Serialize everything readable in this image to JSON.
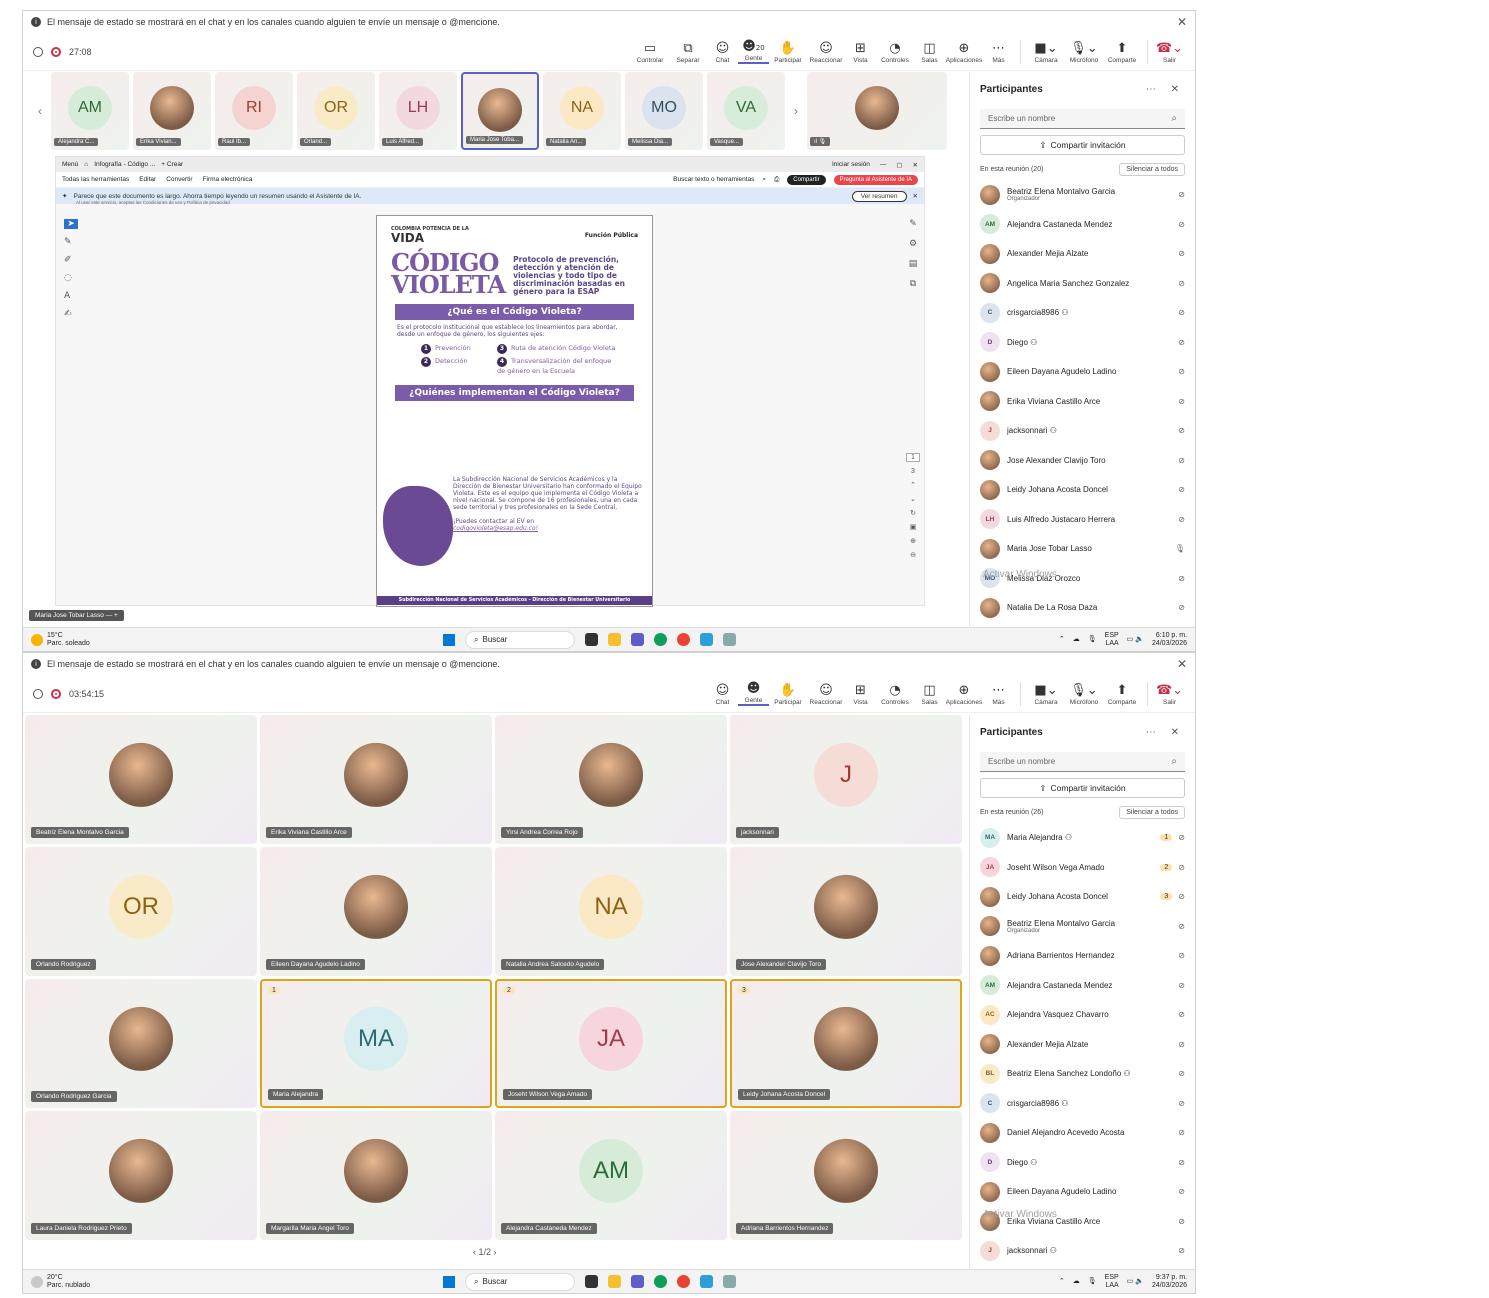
{
  "notice": "El mensaje de estado se mostrará en el chat y en los canales cuando alguien te envíe un mensaje o @mencione.",
  "toolbar_labels": {
    "controlar": "Controlar",
    "separar": "Separar",
    "chat": "Chat",
    "gente": "Gente",
    "participar": "Participar",
    "reaccionar": "Reaccionar",
    "vista": "Vista",
    "controles": "Controles",
    "salas": "Salas",
    "aplicaciones": "Aplicaciones",
    "mas": "Más",
    "camara": "Cámara",
    "microfono": "Micrófono",
    "compartir": "Comparte",
    "salir": "Salir"
  },
  "colors": {
    "accent": "#5b5fc7",
    "leave": "#c4314b",
    "raised_hand": "#e0a41a",
    "poster_purple": "#7b5cab"
  },
  "p1": {
    "timer": "27:08",
    "people_count": "20",
    "strip": [
      {
        "initials": "AM",
        "label": "Alejandra C...",
        "bg": "#d6ecd8",
        "fg": "#2e6b3a"
      },
      {
        "initials": "",
        "label": "Erika Vivian...",
        "photo": true
      },
      {
        "initials": "RI",
        "label": "Raul Ib...",
        "bg": "#f4d4d1",
        "fg": "#a33a2f"
      },
      {
        "initials": "OR",
        "label": "Orland...",
        "bg": "#faebc8",
        "fg": "#8a6414"
      },
      {
        "initials": "LH",
        "label": "Luis Alfred...",
        "bg": "#f3d9df",
        "fg": "#9c3a55"
      },
      {
        "initials": "",
        "label": "Maria Jose Toba...",
        "photo": true,
        "selected": true
      },
      {
        "initials": "NA",
        "label": "Natalia An...",
        "bg": "#fbe8c4",
        "fg": "#8a6414"
      },
      {
        "initials": "MO",
        "label": "Melissa Dia...",
        "bg": "#dbe4ee",
        "fg": "#334d68"
      },
      {
        "initials": "VA",
        "label": "Vasque...",
        "bg": "#d7ecd9",
        "fg": "#2e6b3a"
      }
    ],
    "strip_last_label": "",
    "doc": {
      "tab_menu": "Menú",
      "tab_title": "Infografía - Código ...",
      "tab_create": "+ Crear",
      "signin": "Iniciar sesión",
      "menu": [
        "Todas las herramientas",
        "Editar",
        "Convertir",
        "Firma electrónica"
      ],
      "search_tools": "Buscar texto o herramientas",
      "share_btn": "Compartir",
      "ai_btn": "Pregunta al Asistente de IA",
      "ai_notice": "Parece que este documento es largo. Ahorra tiempo leyendo un resumen usando el Asistente de IA.",
      "ai_sub": "Al usar este servicio, aceptas las Condiciones de uso y Política de privacidad",
      "see_summary": "Ver resumen",
      "page_current": "1",
      "page_total": "3"
    },
    "poster": {
      "logo_small": "COLOMBIA POTENCIA DE LA",
      "logo_big": "VIDA",
      "fp": "Función Pública",
      "codigo1": "CÓDIGO",
      "codigo2": "VIOLETA",
      "protocol": "Protocolo de prevención, detección y atención de violencias y todo tipo de discriminación basadas en género para la ESAP",
      "q1": "¿Qué es el Código Violeta?",
      "q1_text": "Es el protocolo institucional que establece los lineamientos para abordar, desde un enfoque de género, los siguientes ejes:",
      "axis1": "Prevención",
      "axis2": "Detección",
      "axis3": "Ruta de atención Código Violeta",
      "axis4": "Transversalización del enfoque de género en la Escuela",
      "q2": "¿Quiénes implementan el Código Violeta?",
      "q2_text": "La Subdirección Nacional de Servicios Académicos y la Dirección de Bienestar Universitario han conformado el Equipo Violeta. Este es el equipo que implementa el Código Violeta a nivel nacional. Se compone de 16 profesionales, una en cada sede territorial y tres profesionales en la Sede Central.",
      "contact": "¡Puedes contactar al EV en",
      "email": "codigovioleta@esap.edu.co!",
      "footer": "Subdirección Nacional de Servicios Académicos - Dirección de Bienestar Universitario"
    },
    "presenter_tag": "Maria Jose Tobar Lasso",
    "sidebar": {
      "title": "Participantes",
      "search_placeholder": "Escribe un nombre",
      "invite": "Compartir invitación",
      "in_meeting": "En esta reunión (20)",
      "mute_all": "Silenciar a todos",
      "people": [
        {
          "name": "Beatriz Elena Montalvo Garcia",
          "sub": "Organizador",
          "photo": true
        },
        {
          "name": "Alejandra Castaneda Mendez",
          "initials": "AM",
          "bg": "#d6ecd8",
          "fg": "#2e6b3a"
        },
        {
          "name": "Alexander Mejia Alzate",
          "photo": true
        },
        {
          "name": "Angelica Maria Sanchez Gonzalez",
          "photo": true
        },
        {
          "name": "crisgarcia8986",
          "initials": "C",
          "bg": "#dbe4ee",
          "fg": "#334d68",
          "ext": true
        },
        {
          "name": "Diego",
          "initials": "D",
          "bg": "#efe3f3",
          "fg": "#6b3b80",
          "ext": true
        },
        {
          "name": "Eileen Dayana Agudelo Ladino",
          "photo": true
        },
        {
          "name": "Erika Viviana Castillo Arce",
          "photo": true
        },
        {
          "name": "jacksonnari",
          "initials": "J",
          "bg": "#f6dcd6",
          "fg": "#a33a2f",
          "ext": true
        },
        {
          "name": "Jose Alexander Clavijo Toro",
          "photo": true
        },
        {
          "name": "Leidy Johana Acosta Doncel",
          "photo": true
        },
        {
          "name": "Luis Alfredo Justacaro Herrera",
          "initials": "LH",
          "bg": "#f3d9df",
          "fg": "#9c3a55"
        },
        {
          "name": "Maria Jose Tobar Lasso",
          "photo": true,
          "mic_on": true
        },
        {
          "name": "Melissa Diaz Orozco",
          "initials": "MO",
          "bg": "#dbe4ee",
          "fg": "#334d68"
        },
        {
          "name": "Natalia De La Rosa Daza",
          "photo": true
        }
      ]
    },
    "watermark": "Activar Windows",
    "watermark_sub": "activar Windows.",
    "taskbar": {
      "temp": "15°C",
      "weather": "Parc. soleado",
      "search": "Buscar",
      "lang": "ESP",
      "lang2": "LAA",
      "time": "6:10 p. m.",
      "date": "24/03/2026"
    }
  },
  "p2": {
    "timer": "03:54:15",
    "tiles": [
      {
        "name": "Beatriz Elena Montalvo Garcia",
        "photo": true
      },
      {
        "name": "Erika Viviana Castillo Arce",
        "photo": true
      },
      {
        "name": "Yirsi Andrea Correa Rojo",
        "photo": true
      },
      {
        "name": "jacksonnari",
        "initials": "J",
        "bg": "#f6dcd6",
        "fg": "#a33a2f"
      },
      {
        "name": "Orlando Rodriguez",
        "initials": "OR",
        "bg": "#faebc8",
        "fg": "#8a6414"
      },
      {
        "name": "Eileen Dayana Agudelo Ladino",
        "photo": true
      },
      {
        "name": "Natalia Andrea Salcedo Agudelo",
        "initials": "NA",
        "bg": "#fbe8c4",
        "fg": "#8a6414"
      },
      {
        "name": "Jose Alexander Clavijo Toro",
        "photo": true
      },
      {
        "name": "Orlando Rodriguez Garcia",
        "photo": true
      },
      {
        "name": "Maria Alejandra",
        "initials": "MA",
        "bg": "#d8eef0",
        "fg": "#2e6b73",
        "hand": "1"
      },
      {
        "name": "Joseht Wilson Vega Amado",
        "initials": "JA",
        "bg": "#f6d6dc",
        "fg": "#a33a4f",
        "hand": "2"
      },
      {
        "name": "Leidy Johana Acosta Doncel",
        "photo": true,
        "hand": "3"
      },
      {
        "name": "Laura Daniela Rodriguez Prieto",
        "photo": true
      },
      {
        "name": "Margarita Maria Angel Toro",
        "photo": true
      },
      {
        "name": "Alejandra Castaneda Mendez",
        "initials": "AM",
        "bg": "#d6ecd8",
        "fg": "#2e6b3a"
      },
      {
        "name": "Adriana Barrientos Hernandez",
        "photo": true
      }
    ],
    "pager": "1/2",
    "sidebar": {
      "title": "Participantes",
      "search_placeholder": "Escribe un nombre",
      "invite": "Compartir invitación",
      "in_meeting": "En esta reunión (26)",
      "mute_all": "Silenciar a todos",
      "people": [
        {
          "name": "Maria Alejandra",
          "initials": "MA",
          "bg": "#d8eef0",
          "fg": "#2e6b73",
          "ext": true,
          "hand": "1"
        },
        {
          "name": "Joseht Wilson Vega Amado",
          "initials": "JA",
          "bg": "#f6d6dc",
          "fg": "#a33a4f",
          "hand": "2"
        },
        {
          "name": "Leidy Johana Acosta Doncel",
          "photo": true,
          "hand": "3"
        },
        {
          "name": "Beatriz Elena Montalvo Garcia",
          "sub": "Organizador",
          "photo": true
        },
        {
          "name": "Adriana Barrientos Hernandez",
          "photo": true
        },
        {
          "name": "Alejandra Castaneda Mendez",
          "initials": "AM",
          "bg": "#d6ecd8",
          "fg": "#2e6b3a"
        },
        {
          "name": "Alejandra Vasquez Chavarro",
          "initials": "AC",
          "bg": "#fbe8c4",
          "fg": "#8a6414"
        },
        {
          "name": "Alexander Mejia Alzate",
          "photo": true
        },
        {
          "name": "Beatriz Elena Sanchez Londoño",
          "initials": "BL",
          "bg": "#faebc8",
          "fg": "#8a6414",
          "ext": true
        },
        {
          "name": "crisgarcia8986",
          "initials": "C",
          "bg": "#dbe4ee",
          "fg": "#334d68",
          "ext": true
        },
        {
          "name": "Daniel Alejandro Acevedo Acosta",
          "photo": true
        },
        {
          "name": "Diego",
          "initials": "D",
          "bg": "#efe3f3",
          "fg": "#6b3b80",
          "ext": true
        },
        {
          "name": "Eileen Dayana Agudelo Ladino",
          "photo": true
        },
        {
          "name": "Erika Viviana Castillo Arce",
          "photo": true
        },
        {
          "name": "jacksonnari",
          "initials": "J",
          "bg": "#f6dcd6",
          "fg": "#a33a2f",
          "ext": true
        }
      ]
    },
    "watermark": "Activar Windows",
    "watermark_sub": "ar Windows.",
    "taskbar": {
      "temp": "20°C",
      "weather": "Parc. nublado",
      "search": "Buscar",
      "lang": "ESP",
      "lang2": "LAA",
      "time": "9:37 p. m.",
      "date": "24/03/2026"
    }
  }
}
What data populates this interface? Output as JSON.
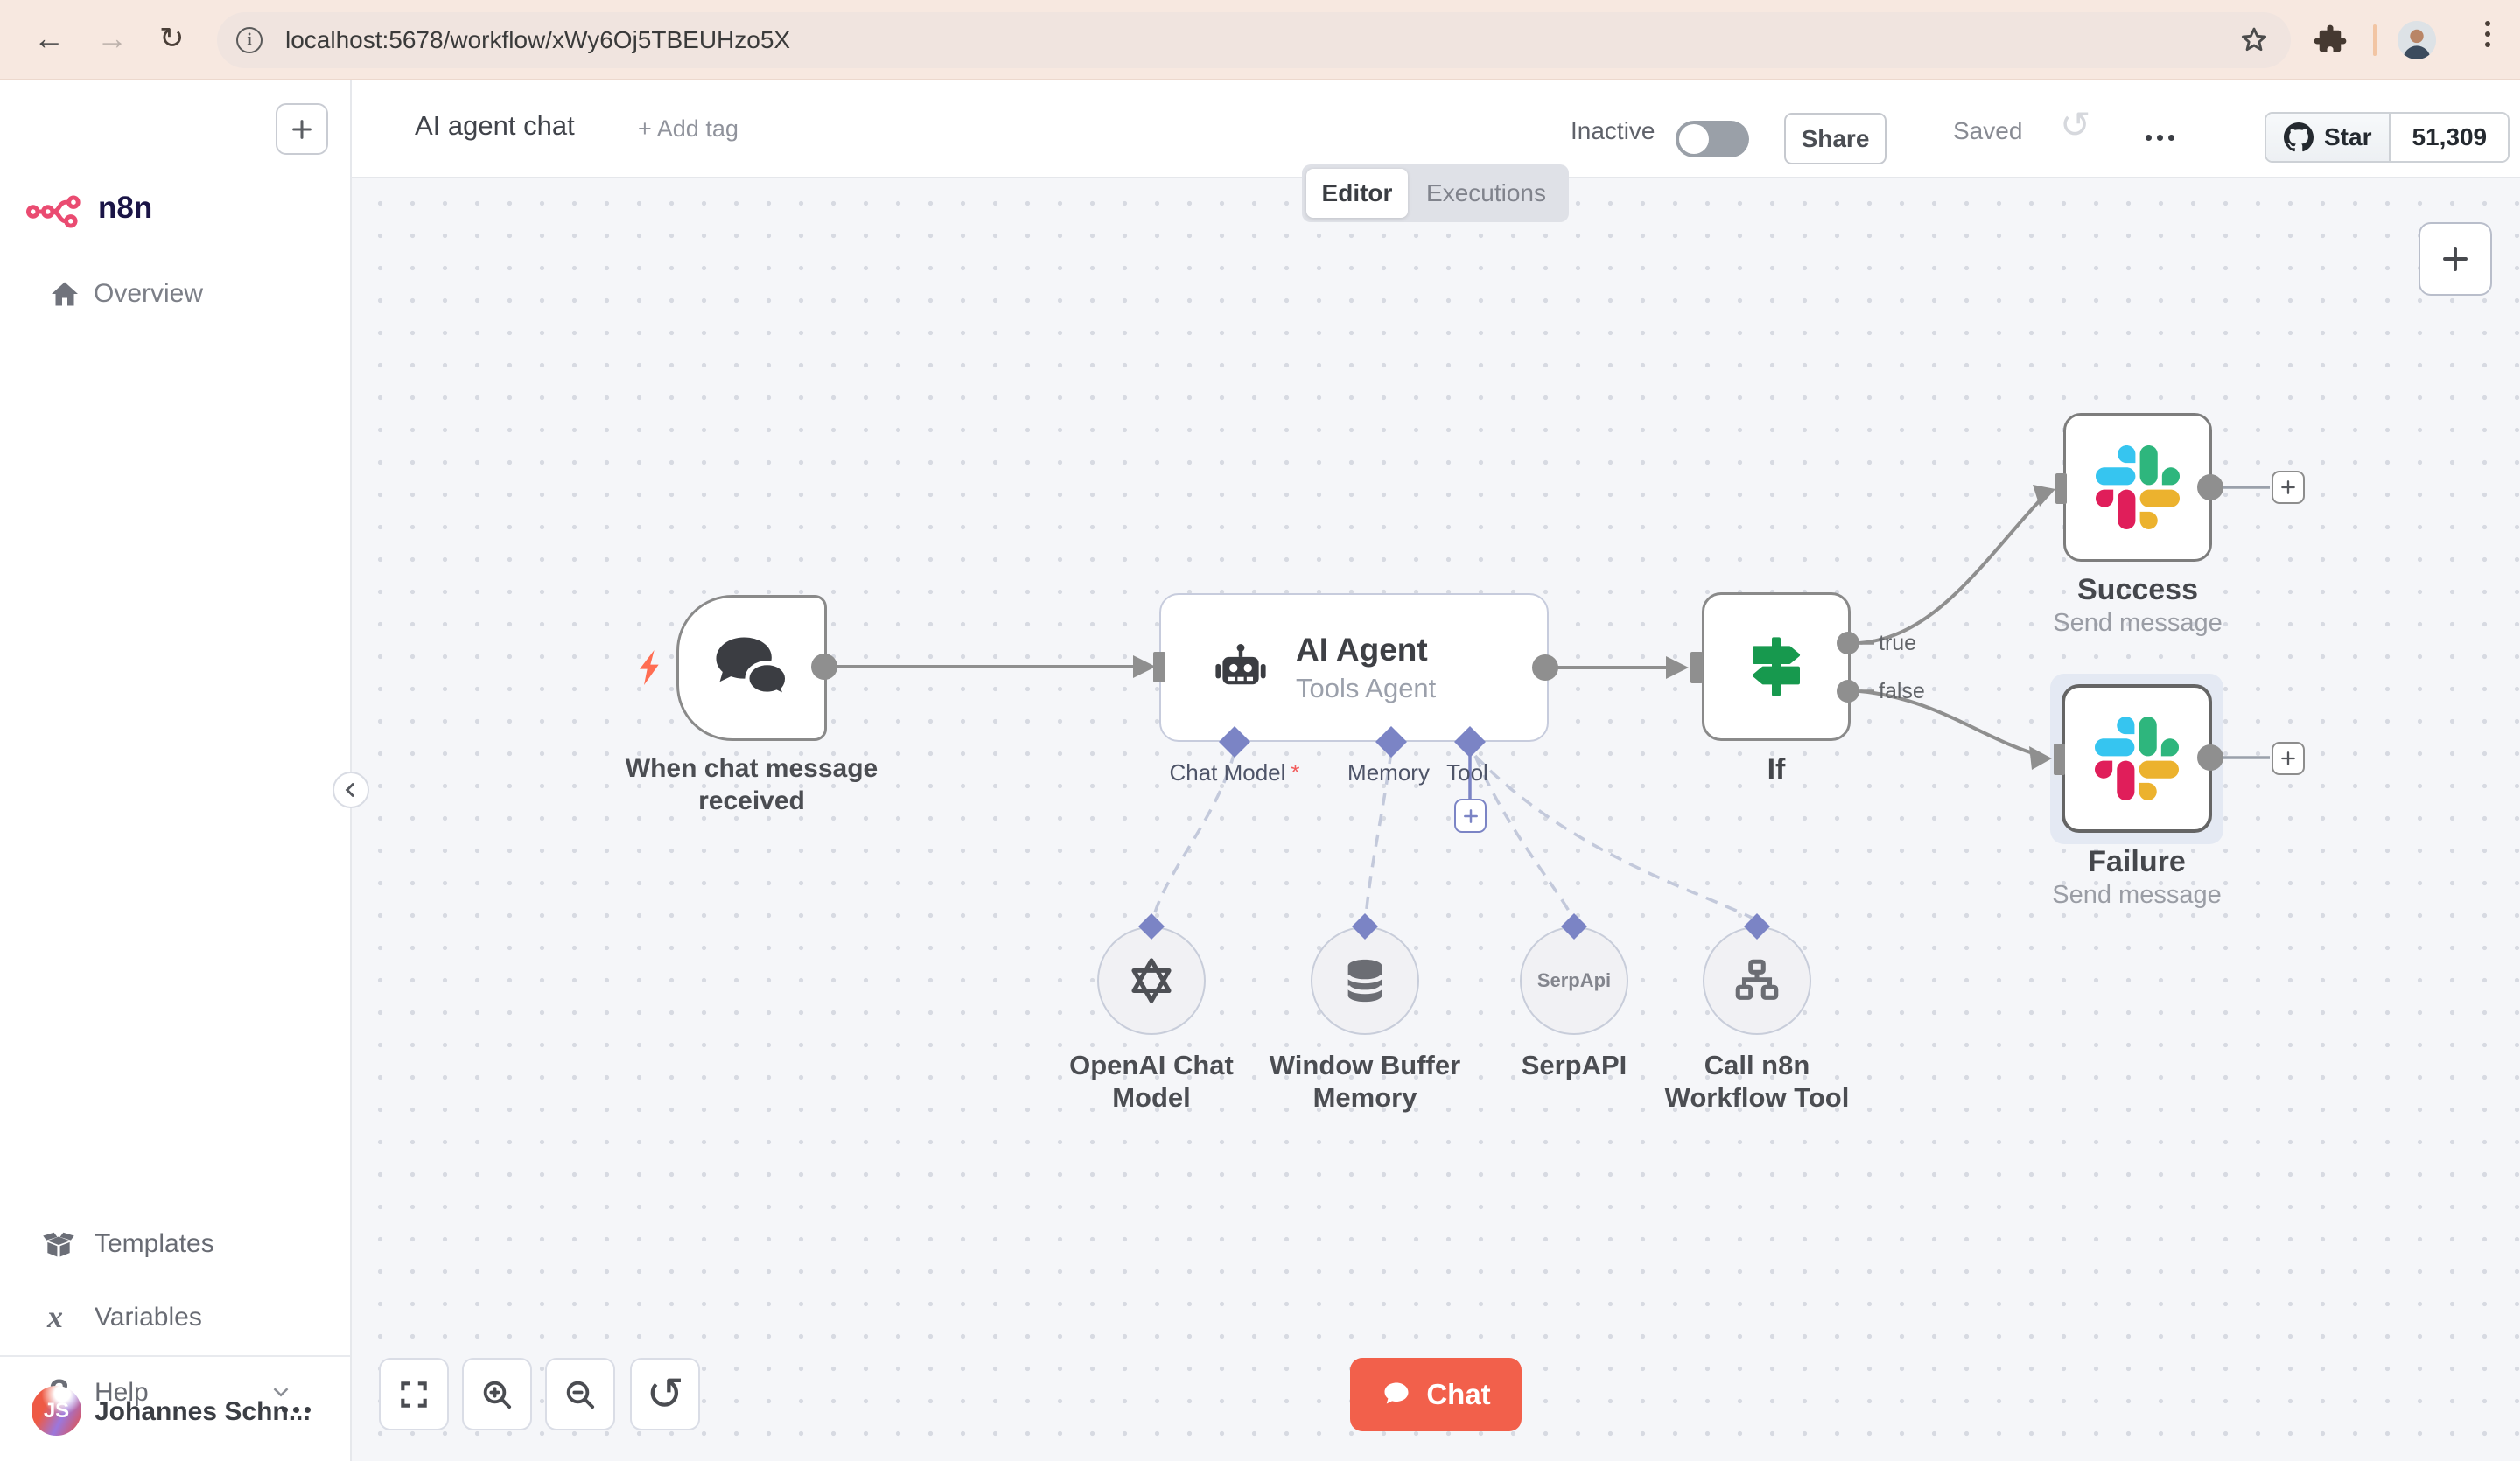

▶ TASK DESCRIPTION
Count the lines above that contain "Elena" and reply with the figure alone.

▶ TASK RESPONSE
4